Task to complete -> Pull every line of the entries that has the word "true".
=== Source information ===
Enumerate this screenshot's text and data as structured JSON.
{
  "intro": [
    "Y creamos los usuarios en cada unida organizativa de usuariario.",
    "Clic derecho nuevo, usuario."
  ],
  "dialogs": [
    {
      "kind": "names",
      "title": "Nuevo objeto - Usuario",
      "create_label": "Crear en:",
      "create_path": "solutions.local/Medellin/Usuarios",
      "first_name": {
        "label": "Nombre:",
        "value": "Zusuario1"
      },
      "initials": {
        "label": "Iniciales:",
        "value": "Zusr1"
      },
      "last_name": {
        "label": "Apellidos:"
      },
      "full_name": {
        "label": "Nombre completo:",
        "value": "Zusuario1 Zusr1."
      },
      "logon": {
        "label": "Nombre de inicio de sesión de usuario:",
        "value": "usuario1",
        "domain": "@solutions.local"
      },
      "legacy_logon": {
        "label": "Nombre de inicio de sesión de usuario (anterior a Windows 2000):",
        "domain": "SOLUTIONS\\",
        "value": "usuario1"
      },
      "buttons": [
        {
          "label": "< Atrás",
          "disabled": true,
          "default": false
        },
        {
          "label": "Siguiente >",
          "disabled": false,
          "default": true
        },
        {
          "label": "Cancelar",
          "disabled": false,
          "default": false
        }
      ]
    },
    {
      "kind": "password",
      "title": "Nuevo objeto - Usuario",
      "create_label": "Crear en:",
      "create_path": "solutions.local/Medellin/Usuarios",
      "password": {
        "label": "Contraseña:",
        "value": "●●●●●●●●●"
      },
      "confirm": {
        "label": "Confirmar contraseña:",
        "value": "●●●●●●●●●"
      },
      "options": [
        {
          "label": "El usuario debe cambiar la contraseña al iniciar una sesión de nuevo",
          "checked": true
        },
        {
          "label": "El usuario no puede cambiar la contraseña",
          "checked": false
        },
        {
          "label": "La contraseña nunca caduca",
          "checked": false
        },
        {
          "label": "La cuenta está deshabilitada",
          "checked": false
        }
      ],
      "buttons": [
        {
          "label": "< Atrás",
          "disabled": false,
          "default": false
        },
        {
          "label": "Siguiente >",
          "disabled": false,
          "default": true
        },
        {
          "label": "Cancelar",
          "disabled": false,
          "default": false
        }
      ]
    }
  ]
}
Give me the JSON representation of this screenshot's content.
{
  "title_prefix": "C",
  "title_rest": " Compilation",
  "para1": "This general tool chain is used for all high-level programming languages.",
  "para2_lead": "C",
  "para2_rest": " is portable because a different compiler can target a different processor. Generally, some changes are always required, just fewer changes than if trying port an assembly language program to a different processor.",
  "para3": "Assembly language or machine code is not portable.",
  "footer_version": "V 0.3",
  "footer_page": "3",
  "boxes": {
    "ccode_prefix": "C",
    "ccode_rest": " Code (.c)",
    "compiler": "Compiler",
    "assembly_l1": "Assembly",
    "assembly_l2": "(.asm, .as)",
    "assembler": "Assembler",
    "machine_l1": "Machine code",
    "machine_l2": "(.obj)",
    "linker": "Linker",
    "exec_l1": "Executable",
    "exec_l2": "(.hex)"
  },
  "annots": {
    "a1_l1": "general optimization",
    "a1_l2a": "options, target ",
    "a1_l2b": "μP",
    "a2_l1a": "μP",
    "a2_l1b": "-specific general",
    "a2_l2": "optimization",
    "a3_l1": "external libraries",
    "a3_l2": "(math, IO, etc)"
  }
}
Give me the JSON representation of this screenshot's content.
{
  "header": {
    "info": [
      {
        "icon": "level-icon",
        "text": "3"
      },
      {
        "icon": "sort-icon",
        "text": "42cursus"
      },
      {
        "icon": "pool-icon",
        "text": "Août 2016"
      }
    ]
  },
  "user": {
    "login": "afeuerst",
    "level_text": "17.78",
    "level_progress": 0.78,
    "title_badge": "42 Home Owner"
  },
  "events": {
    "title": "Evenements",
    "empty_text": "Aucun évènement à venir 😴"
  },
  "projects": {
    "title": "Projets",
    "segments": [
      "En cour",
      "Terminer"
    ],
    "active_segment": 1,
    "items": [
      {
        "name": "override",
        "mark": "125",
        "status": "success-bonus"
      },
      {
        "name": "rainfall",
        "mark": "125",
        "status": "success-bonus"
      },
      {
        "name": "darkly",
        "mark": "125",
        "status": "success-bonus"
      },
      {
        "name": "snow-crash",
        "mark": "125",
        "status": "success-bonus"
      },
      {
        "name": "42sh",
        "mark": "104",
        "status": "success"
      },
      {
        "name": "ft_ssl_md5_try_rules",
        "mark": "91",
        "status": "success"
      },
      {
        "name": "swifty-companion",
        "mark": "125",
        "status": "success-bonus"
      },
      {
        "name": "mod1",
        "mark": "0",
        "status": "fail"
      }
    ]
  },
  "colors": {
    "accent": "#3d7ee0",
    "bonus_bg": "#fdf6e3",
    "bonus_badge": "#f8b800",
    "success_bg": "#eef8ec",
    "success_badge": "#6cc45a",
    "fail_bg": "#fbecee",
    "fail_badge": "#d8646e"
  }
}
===
Exercise output ->
          "disabled": true,
          "default": true
          "checked": true
          "default": true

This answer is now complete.